After he already broke with his distributor last year in the sluggish American market, Herman Verrelst, the top executive of the Mechelen diagnostic specialist Biocartis, has once again lost an important partner. The investor drops out.
sells Idylla machines – mini labs the size of a bread machine – and cartridges to labs and hospitals. A lab technician places a drop of blood, urine or body tissue in the cartridge and slides it into the Idylla like a cassette. The result is known about two hours later.
Herman Verrelst, who has been CEO of Biocartis since August 31, 2017, had great expectations for sales in the crucial American market in particular, but had to swallow a serious blow there last year. After all, he had to end 2019 Confess disappointing sales in the US market.
In that key market, Verrelst broke off relations with his important distribution partner Thermo Fisher Scientific. ‘We thought the advance in the US would go faster. We miscalculated, ‘Verrelst admitted in September 2019. Since then he tries with Biocartis on its own crack the complex American market.
A year later, Verrelst and co loses another strategic partner: Exact Sciences. Reason: ‘changed market conditions’.
Rewind to September 2017. Biocartis signs a strategic collaboration agreement with the American Genomic Health. This has since been taken over by the listed company Exact Sciences
The idea at the time was that Biocartis would develop a faster version of Genomic Health‘s breast cancer test. The American giant has a test on the market to indicate the correct treatment for breast cancer and called on the people of Mechelen to make a Biocartis version in a cartridge for the European market.
Thursday evening came the confirmation that it is over and out between Biocartis and Exact Sciences, ‘driven by the uncertain timing of a product launch due to the pandemic, and a decision by Exact Sciences to shift priorities to other initiatives. ‘said the press release. Earlier it became known that the collaboration with Genomic Health had been suspended due to the consequences of the corona pandemic.

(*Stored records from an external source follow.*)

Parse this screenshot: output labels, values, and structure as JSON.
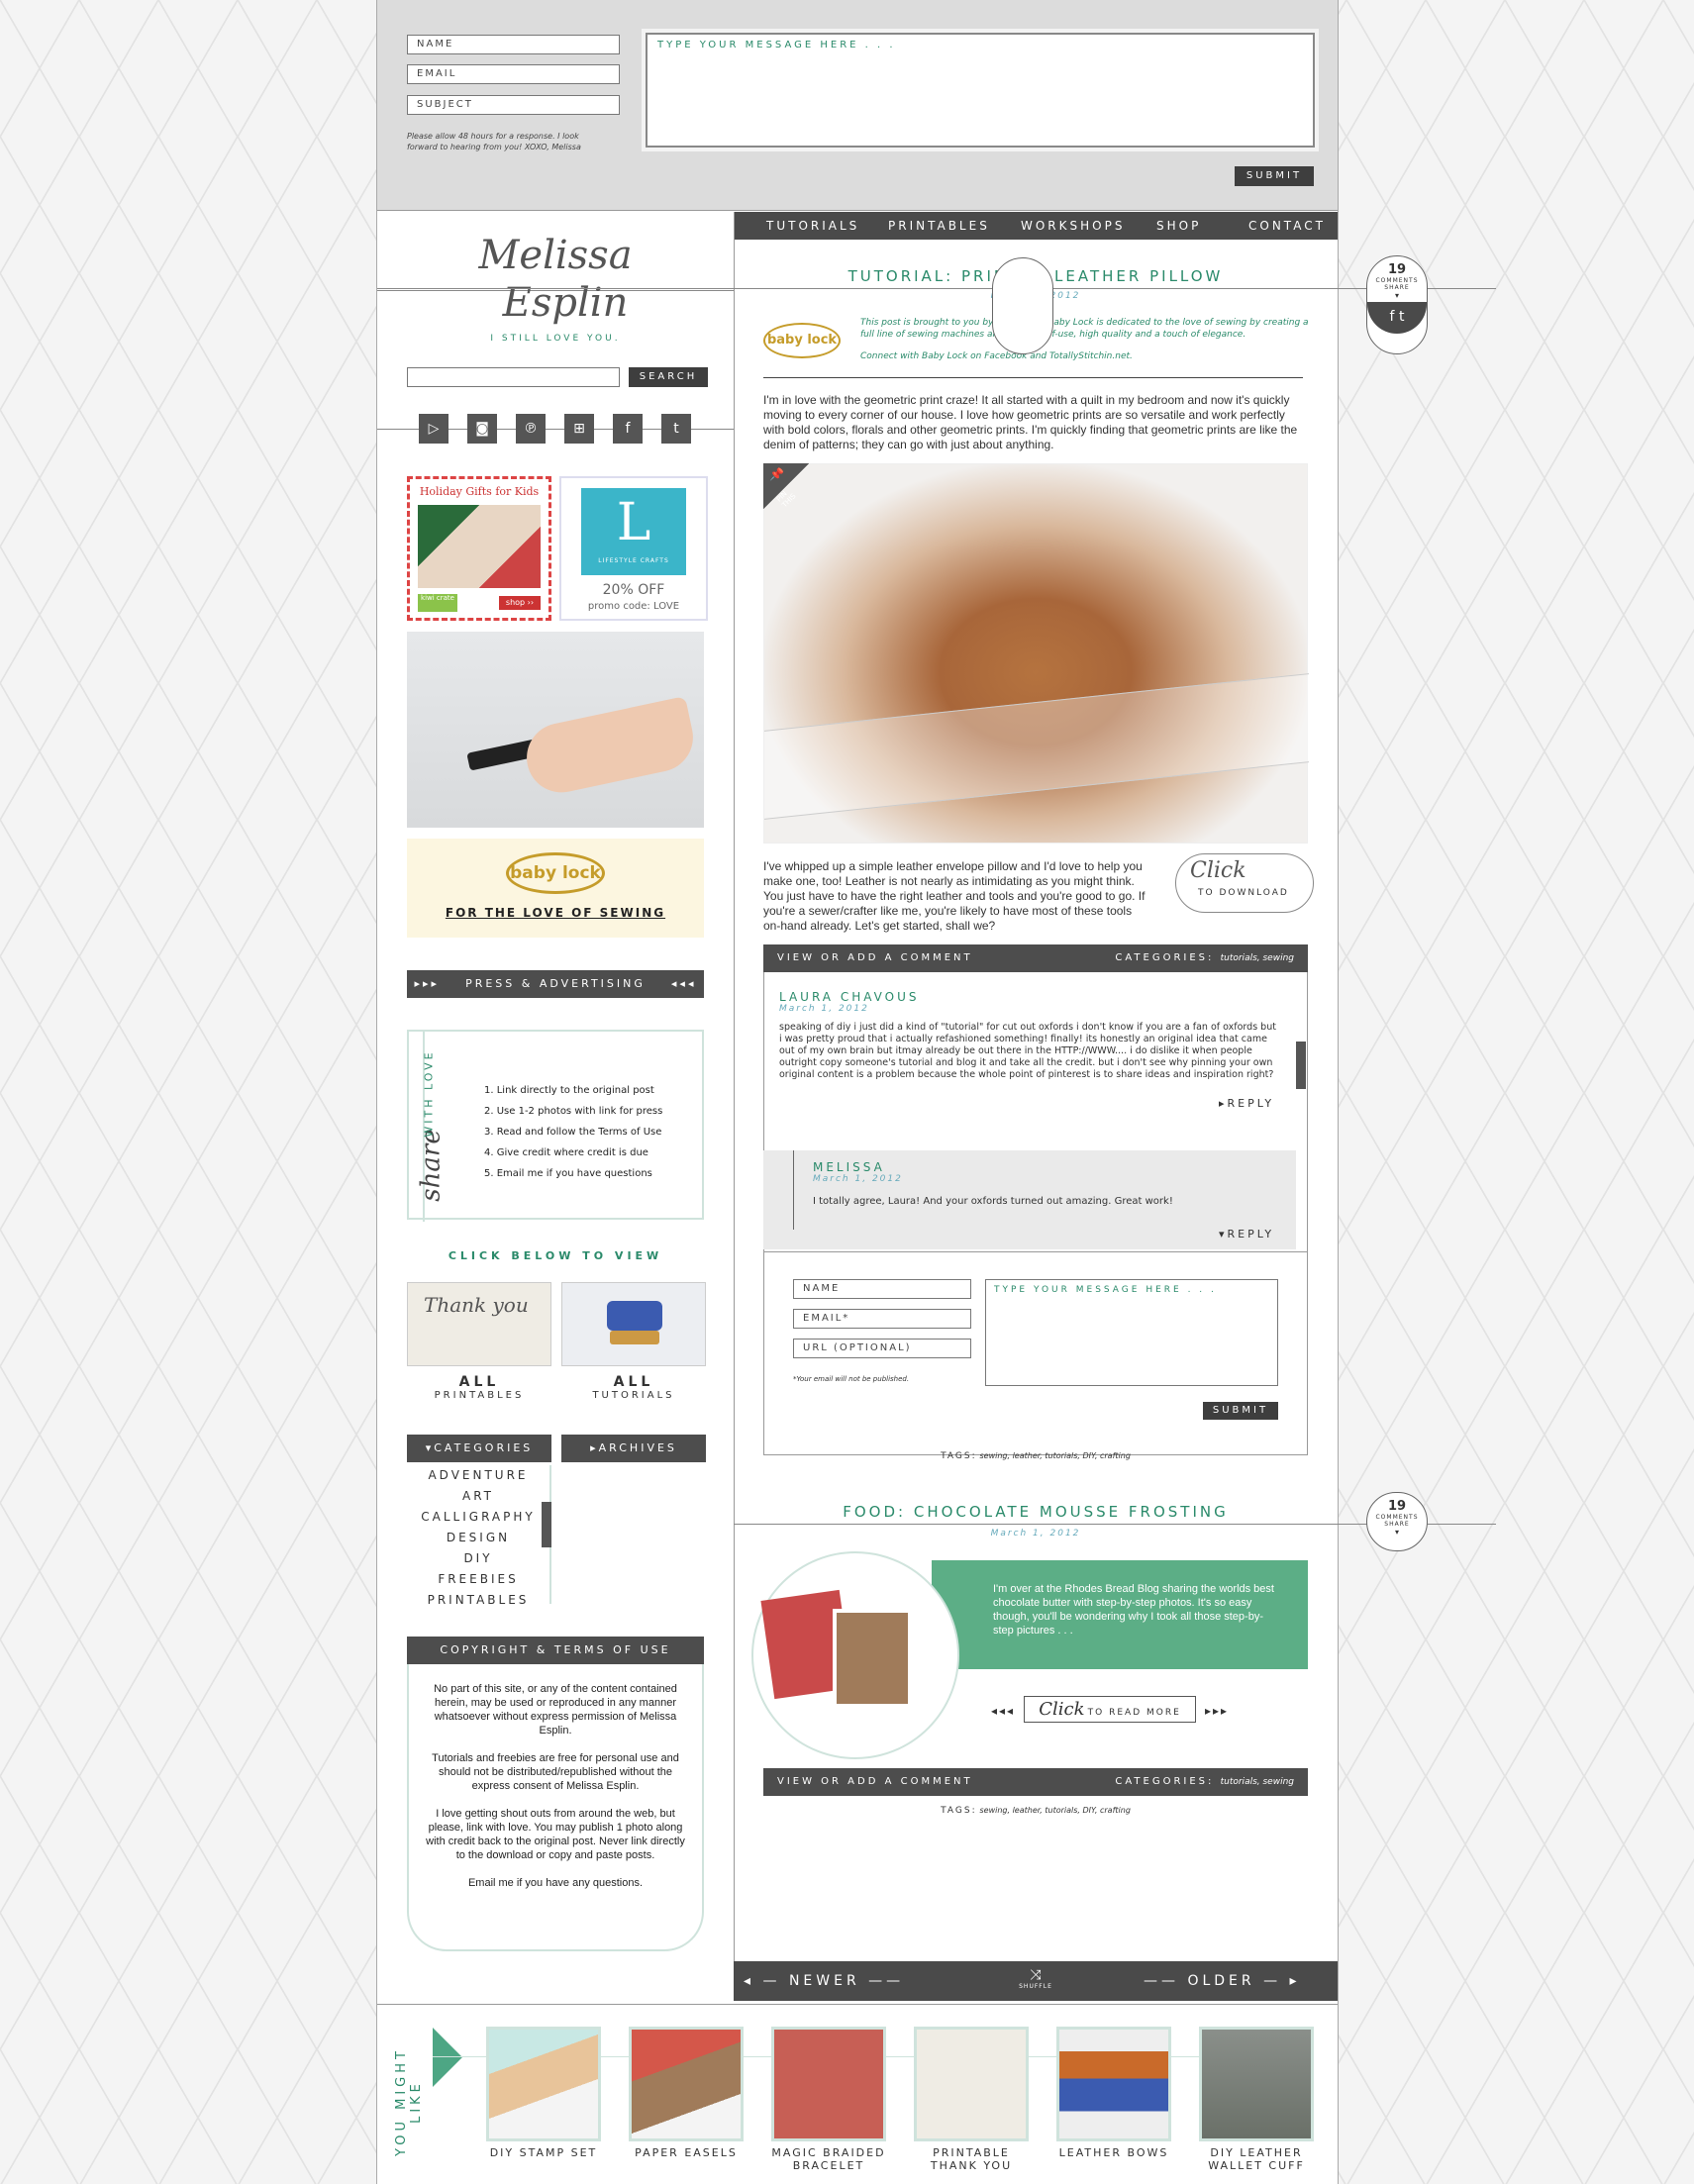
{
  "contact": {
    "name": "NAME",
    "email": "EMAIL",
    "subject": "SUBJECT",
    "message_placeholder": "TYPE YOUR MESSAGE HERE . . .",
    "note": "Please allow 48 hours for a response. I look forward to hearing from you!  XOXO, Melissa",
    "submit": "SUBMIT"
  },
  "nav": [
    "TUTORIALS",
    "PRINTABLES",
    "WORKSHOPS",
    "SHOP",
    "CONTACT"
  ],
  "logo": {
    "line1": "Melissa",
    "line2": "Esplin",
    "tagline": "I STILL LOVE YOU."
  },
  "search": {
    "button": "SEARCH"
  },
  "social_icons": [
    "youtube-icon",
    "instagram-icon",
    "pinterest-icon",
    "cart-icon",
    "facebook-icon",
    "twitter-icon"
  ],
  "ads": {
    "kiwi_title": "Holiday Gifts for Kids",
    "kiwi_logo": "kiwi crate",
    "kiwi_shop": "shop ››",
    "lifestyle_letter": "L",
    "lifestyle_name": "LIFESTYLE CRAFTS",
    "lifestyle_offer": "20% OFF",
    "lifestyle_code": "promo code: LOVE",
    "babylock_logo": "baby lock",
    "babylock_tag": "FOR THE LOVE OF SEWING"
  },
  "press": {
    "title": "PRESS & ADVERTISING",
    "arrows_left": "▸▸▸",
    "arrows_right": "◂◂◂"
  },
  "share": {
    "script": "share",
    "caps": "WITH LOVE",
    "rules": [
      "1. Link directly to the original post",
      "2. Use 1-2 photos with link for press",
      "3. Read and follow the Terms of Use",
      "4. Give credit where credit is due",
      "5. Email me if you have questions"
    ]
  },
  "view_all": {
    "arc": "CLICK BELOW TO VIEW",
    "all": "ALL",
    "printables": "PRINTABLES",
    "tutorials": "TUTORIALS"
  },
  "categories": {
    "title": "CATEGORIES",
    "archives": "ARCHIVES",
    "items": [
      "ADVENTURE",
      "ART",
      "CALLIGRAPHY",
      "DESIGN",
      "DIY",
      "FREEBIES",
      "PRINTABLES"
    ]
  },
  "copyright": {
    "title": "COPYRIGHT & TERMS OF USE",
    "p1": "No part of this site, or any of the content contained herein, may be used or reproduced in any manner whatsoever without express permission of Melissa Esplin.",
    "p2": "Tutorials and freebies are free for personal use and should not be distributed/republished without the express consent of Melissa Esplin.",
    "p3": "I love getting shout outs from around the web, but please, link with love. You may publish 1 photo along with credit back to the original post. Never link directly to the download or copy and paste posts.",
    "p4": "Email me if you have any questions."
  },
  "post1": {
    "title": "TUTORIAL: PRINTED LEATHER PILLOW",
    "date": "March 2, 2012",
    "comments_count": "19",
    "comments_label": "COMMENTS",
    "share_label": "SHARE",
    "sponsor_logo": "baby lock",
    "sponsor_text": "This post is brought to you by Baby Lock. Baby Lock is dedicated to the love of sewing by creating a full line of sewing machines all with ease-of-use, high quality and a touch of elegance.",
    "sponsor_connect": "Connect with Baby Lock on Facebook and TotallyStitchin.net.",
    "intro": "I'm in love with the geometric print craze! It all started with a quilt in my bedroom and now it's quickly moving to every corner of our house. I love how geometric prints are so versatile and work perfectly with bold colors, florals and other geometric prints. I'm quickly finding that geometric prints are like the denim of patterns; they can go with just about anything.",
    "pin": "PIN THIS",
    "body": "I've whipped up a simple leather envelope pillow and I'd love to help you make one, too! Leather is not nearly as intimidating as you might think. You just have to have the right leather and tools and you're good to go. If you're a sewer/crafter like me, you're likely to have most of these tools on-hand already. Let's get started, shall we?",
    "click": "Click",
    "to_download": "TO DOWNLOAD",
    "view_comment": "VIEW OR ADD A COMMENT",
    "categories_label": "CATEGORIES:",
    "categories_value": "tutorials, sewing",
    "tags_label": "TAGS:",
    "tags_value": "sewing, leather, tutorials, DIY, crafting"
  },
  "comment1": {
    "author": "LAURA CHAVOUS",
    "date": "March 1, 2012",
    "text": "speaking of diy i just did a kind of \"tutorial\" for cut out oxfords i don't know if you are a fan of oxfords but i was pretty proud that i actually refashioned something! finally! its honestly an original idea that came out of my own brain but itmay already be out there in the HTTP://WWW.... i do dislike it when people outright copy someone's tutorial and blog it and take all the credit. but i don't see why pinning your own original content is a problem because the whole point of pinterest is to share ideas and inspiration right?",
    "reply": "REPLY"
  },
  "comment2": {
    "author": "MELISSA",
    "date": "March 1, 2012",
    "text": "I totally agree, Laura! And your oxfords turned out amazing. Great work!",
    "reply": "REPLY"
  },
  "comment_form": {
    "name": "NAME",
    "email": "EMAIL*",
    "url": "URL (OPTIONAL)",
    "message_placeholder": "TYPE YOUR MESSAGE HERE . . .",
    "note": "*Your email will not be published.",
    "submit": "SUBMIT"
  },
  "post2": {
    "title": "FOOD: CHOCOLATE MOUSSE FROSTING",
    "date": "March 1, 2012",
    "comments_count": "19",
    "comments_label": "COMMENTS",
    "share_label": "SHARE",
    "teaser": "I'm over at the Rhodes Bread Blog sharing the worlds best chocolate butter with step-by-step photos. It's so easy though, you'll be wondering why I took all those step-by-step pictures . . .",
    "click": "Click",
    "read_more": "TO READ MORE",
    "view_comment": "VIEW OR ADD A COMMENT",
    "categories_label": "CATEGORIES:",
    "categories_value": "tutorials, sewing",
    "tags_label": "TAGS:",
    "tags_value": "sewing, leather, tutorials, DIY, crafting"
  },
  "pagination": {
    "newer": "NEWER",
    "shuffle": "SHUFFLE",
    "older": "OLDER"
  },
  "you_might_like": {
    "title": "YOU MIGHT LIKE",
    "items": [
      {
        "l1": "DIY STAMP SET",
        "l2": ""
      },
      {
        "l1": "PAPER EASELS",
        "l2": ""
      },
      {
        "l1": "MAGIC BRAIDED",
        "l2": "BRACELET"
      },
      {
        "l1": "PRINTABLE",
        "l2": "THANK YOU"
      },
      {
        "l1": "LEATHER BOWS",
        "l2": ""
      },
      {
        "l1": "DIY LEATHER",
        "l2": "WALLET CUFF"
      }
    ]
  },
  "colors": {
    "accent": "#2a8a6a",
    "dark": "#4a4a4a",
    "contact_bg": "#dcdcdc"
  }
}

According to Herman Verrelst, “The impact of this termination on future growth is limited, as the collaboration was limited to the European market in which we already offer an extensive menu of tests to our established customer base. This termination will not affect our ambitions to grow in the US and our export markets, nor our financial performance in 2020. ‘
Nevertheless, the end of the collaboration is seen as a new blot on the blazon of Biocartis CEO Verrelst. “This is another serious setback in the outlook,” says Degroof Petercam analyst Thomas Guillot. ‘We estimate the value of the collaboration with Genomic at 1.6 euros per share. The setback comes on top of the already weak balance sheet, in combination with a strong cash burn.
On the Brussels stock exchange, Biocartis tumbles down to almost 20 percent to 3.33 euros. That is close to the record low at the start of the pandemic, around 3 euros on 17 March, and 70 percent below the 11.50 euros that Biocartis debuted five years ago.